▸ **Task brief**: Where does the string "JSON" appear in the records? Copy each line that holds it.

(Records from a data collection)
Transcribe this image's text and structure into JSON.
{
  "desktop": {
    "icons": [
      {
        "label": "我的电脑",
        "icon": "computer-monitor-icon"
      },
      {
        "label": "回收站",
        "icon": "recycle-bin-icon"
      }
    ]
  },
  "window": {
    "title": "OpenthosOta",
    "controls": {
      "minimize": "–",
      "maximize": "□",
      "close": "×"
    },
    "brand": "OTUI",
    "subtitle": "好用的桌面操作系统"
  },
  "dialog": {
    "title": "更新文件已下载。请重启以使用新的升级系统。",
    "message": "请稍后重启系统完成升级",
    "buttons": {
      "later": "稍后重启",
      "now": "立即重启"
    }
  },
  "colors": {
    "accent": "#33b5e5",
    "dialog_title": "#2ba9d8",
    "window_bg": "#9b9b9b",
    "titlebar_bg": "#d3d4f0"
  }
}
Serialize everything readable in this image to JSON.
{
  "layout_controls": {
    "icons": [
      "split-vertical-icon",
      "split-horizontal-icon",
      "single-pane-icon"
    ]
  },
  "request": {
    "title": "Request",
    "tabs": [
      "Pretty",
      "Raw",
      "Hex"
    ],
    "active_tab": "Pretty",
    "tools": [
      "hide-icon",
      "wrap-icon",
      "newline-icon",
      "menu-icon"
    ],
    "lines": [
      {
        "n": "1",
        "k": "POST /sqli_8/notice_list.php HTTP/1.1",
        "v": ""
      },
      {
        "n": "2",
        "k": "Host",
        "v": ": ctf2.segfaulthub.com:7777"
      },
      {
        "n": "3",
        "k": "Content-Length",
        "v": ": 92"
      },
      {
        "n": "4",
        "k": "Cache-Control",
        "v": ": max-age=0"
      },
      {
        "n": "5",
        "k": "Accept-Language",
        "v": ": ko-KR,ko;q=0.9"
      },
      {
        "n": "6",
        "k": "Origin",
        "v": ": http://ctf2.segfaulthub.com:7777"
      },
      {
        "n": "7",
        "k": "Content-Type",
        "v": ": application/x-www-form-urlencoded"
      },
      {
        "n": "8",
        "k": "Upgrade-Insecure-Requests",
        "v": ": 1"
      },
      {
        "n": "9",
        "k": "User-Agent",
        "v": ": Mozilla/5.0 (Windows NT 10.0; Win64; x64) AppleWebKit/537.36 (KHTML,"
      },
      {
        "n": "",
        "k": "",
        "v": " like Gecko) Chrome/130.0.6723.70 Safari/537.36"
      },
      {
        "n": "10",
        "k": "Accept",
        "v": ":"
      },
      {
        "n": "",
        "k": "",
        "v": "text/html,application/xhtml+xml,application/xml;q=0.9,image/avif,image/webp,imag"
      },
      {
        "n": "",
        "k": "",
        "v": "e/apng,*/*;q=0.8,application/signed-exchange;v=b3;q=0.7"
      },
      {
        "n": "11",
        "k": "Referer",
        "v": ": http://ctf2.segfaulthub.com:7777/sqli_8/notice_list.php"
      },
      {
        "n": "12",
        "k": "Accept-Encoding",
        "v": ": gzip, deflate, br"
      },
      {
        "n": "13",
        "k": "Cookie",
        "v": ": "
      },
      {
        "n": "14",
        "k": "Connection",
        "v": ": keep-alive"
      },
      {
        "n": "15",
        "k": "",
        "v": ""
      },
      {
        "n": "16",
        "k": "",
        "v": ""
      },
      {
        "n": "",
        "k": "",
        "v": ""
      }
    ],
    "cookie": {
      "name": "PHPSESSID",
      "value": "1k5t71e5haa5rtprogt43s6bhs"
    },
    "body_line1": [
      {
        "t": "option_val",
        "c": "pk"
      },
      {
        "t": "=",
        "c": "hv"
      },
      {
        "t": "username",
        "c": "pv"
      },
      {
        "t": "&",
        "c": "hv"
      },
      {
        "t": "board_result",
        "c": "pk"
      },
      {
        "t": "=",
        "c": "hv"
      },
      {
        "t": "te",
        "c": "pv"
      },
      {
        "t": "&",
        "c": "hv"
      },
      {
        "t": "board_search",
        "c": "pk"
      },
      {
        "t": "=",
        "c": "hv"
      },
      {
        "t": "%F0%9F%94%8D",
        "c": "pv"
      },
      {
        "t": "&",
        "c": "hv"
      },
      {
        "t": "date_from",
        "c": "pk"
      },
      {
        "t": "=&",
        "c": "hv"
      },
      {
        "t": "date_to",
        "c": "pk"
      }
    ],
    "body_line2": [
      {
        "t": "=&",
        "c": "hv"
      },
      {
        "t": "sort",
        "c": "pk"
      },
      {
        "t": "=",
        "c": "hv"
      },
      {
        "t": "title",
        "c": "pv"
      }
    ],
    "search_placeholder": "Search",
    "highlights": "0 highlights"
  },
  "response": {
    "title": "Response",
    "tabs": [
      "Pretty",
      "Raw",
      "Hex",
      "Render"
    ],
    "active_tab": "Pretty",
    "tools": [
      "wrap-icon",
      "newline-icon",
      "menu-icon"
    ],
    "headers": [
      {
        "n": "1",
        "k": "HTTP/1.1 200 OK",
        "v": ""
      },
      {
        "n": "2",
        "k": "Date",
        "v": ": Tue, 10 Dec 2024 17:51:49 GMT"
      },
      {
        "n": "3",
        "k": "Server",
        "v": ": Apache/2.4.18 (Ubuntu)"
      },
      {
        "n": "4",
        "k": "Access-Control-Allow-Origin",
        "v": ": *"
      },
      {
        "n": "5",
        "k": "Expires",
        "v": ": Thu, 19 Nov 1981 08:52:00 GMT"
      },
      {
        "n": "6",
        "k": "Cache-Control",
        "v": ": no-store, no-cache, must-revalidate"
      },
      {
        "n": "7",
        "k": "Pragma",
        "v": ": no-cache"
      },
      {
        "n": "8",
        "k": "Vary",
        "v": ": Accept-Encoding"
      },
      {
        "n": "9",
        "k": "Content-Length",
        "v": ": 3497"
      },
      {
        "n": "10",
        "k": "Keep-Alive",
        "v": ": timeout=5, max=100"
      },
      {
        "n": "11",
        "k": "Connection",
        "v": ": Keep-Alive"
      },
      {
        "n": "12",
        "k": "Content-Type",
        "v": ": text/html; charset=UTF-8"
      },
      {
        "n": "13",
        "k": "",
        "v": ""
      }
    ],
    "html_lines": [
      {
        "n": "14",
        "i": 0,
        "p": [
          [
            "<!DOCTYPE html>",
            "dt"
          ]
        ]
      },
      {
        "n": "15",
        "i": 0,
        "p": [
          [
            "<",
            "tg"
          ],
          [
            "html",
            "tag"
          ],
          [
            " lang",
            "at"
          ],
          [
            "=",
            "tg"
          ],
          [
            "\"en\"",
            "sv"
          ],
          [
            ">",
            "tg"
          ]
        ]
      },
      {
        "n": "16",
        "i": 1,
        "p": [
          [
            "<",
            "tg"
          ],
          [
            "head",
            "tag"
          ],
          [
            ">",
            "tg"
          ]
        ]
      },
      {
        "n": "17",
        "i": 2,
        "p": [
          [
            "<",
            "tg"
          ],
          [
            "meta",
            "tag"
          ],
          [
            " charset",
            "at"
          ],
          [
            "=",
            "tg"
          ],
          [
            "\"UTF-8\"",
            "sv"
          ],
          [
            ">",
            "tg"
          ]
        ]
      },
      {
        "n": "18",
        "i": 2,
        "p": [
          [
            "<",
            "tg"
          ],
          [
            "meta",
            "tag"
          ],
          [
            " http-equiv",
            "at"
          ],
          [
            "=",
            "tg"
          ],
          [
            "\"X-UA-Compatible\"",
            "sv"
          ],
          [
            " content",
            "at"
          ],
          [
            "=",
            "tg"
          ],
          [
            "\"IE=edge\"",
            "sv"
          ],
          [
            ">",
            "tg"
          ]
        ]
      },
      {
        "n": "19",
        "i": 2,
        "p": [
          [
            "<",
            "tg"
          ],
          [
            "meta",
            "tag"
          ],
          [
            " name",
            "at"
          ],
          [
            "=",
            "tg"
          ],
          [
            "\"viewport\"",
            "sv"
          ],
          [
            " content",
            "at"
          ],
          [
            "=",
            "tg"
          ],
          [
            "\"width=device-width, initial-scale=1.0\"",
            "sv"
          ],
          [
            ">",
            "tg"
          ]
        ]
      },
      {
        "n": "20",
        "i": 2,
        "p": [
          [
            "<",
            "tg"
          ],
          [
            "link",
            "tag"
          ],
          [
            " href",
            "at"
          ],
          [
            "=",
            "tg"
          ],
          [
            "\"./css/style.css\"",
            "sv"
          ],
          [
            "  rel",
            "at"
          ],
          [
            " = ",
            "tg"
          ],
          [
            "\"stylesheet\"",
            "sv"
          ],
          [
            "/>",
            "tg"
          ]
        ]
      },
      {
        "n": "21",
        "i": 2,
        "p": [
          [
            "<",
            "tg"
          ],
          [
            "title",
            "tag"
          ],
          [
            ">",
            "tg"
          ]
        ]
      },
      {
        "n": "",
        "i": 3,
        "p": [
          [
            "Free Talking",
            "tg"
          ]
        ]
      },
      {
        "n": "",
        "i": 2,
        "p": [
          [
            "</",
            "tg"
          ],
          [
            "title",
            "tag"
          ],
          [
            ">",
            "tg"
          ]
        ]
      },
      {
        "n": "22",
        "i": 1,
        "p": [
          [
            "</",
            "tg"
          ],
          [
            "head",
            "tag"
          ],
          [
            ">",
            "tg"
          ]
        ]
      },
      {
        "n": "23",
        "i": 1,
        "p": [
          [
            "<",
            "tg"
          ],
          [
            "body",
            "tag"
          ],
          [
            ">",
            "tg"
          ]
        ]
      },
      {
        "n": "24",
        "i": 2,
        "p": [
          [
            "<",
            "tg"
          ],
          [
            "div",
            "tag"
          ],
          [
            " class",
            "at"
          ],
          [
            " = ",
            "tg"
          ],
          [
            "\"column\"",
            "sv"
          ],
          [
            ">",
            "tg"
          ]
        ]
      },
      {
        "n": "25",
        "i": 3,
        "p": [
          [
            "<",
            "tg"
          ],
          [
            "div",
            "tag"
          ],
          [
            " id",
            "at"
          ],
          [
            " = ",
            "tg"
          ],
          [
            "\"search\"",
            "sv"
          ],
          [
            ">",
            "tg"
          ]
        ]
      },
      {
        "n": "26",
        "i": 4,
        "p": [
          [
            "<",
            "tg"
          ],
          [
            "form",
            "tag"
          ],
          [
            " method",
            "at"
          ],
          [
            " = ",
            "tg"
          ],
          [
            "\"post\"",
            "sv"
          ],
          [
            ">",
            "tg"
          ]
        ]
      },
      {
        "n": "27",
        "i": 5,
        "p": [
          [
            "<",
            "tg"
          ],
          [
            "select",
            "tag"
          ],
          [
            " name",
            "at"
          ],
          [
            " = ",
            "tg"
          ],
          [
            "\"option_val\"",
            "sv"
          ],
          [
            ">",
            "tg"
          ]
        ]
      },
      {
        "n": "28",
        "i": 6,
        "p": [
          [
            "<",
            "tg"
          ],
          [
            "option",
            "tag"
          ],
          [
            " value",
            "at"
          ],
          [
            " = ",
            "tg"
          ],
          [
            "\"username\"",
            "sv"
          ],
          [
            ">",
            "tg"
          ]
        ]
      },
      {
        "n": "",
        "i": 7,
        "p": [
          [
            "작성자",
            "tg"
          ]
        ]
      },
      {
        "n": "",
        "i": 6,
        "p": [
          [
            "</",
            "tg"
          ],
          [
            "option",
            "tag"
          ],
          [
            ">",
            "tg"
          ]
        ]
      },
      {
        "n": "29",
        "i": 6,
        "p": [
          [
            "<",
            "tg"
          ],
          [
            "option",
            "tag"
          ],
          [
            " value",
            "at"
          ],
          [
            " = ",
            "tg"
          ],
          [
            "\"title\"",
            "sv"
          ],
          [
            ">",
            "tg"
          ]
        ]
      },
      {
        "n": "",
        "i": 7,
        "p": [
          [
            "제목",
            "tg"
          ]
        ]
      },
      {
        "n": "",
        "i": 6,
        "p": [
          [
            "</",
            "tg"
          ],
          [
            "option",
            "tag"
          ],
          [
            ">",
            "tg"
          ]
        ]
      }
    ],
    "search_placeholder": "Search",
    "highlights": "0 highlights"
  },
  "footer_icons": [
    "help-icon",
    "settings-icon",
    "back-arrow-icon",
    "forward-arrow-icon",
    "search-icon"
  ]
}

▸ **Answer to this task**:
Transcribe this image's text and structure into JSON.
Serialize everything readable in this image to JSON.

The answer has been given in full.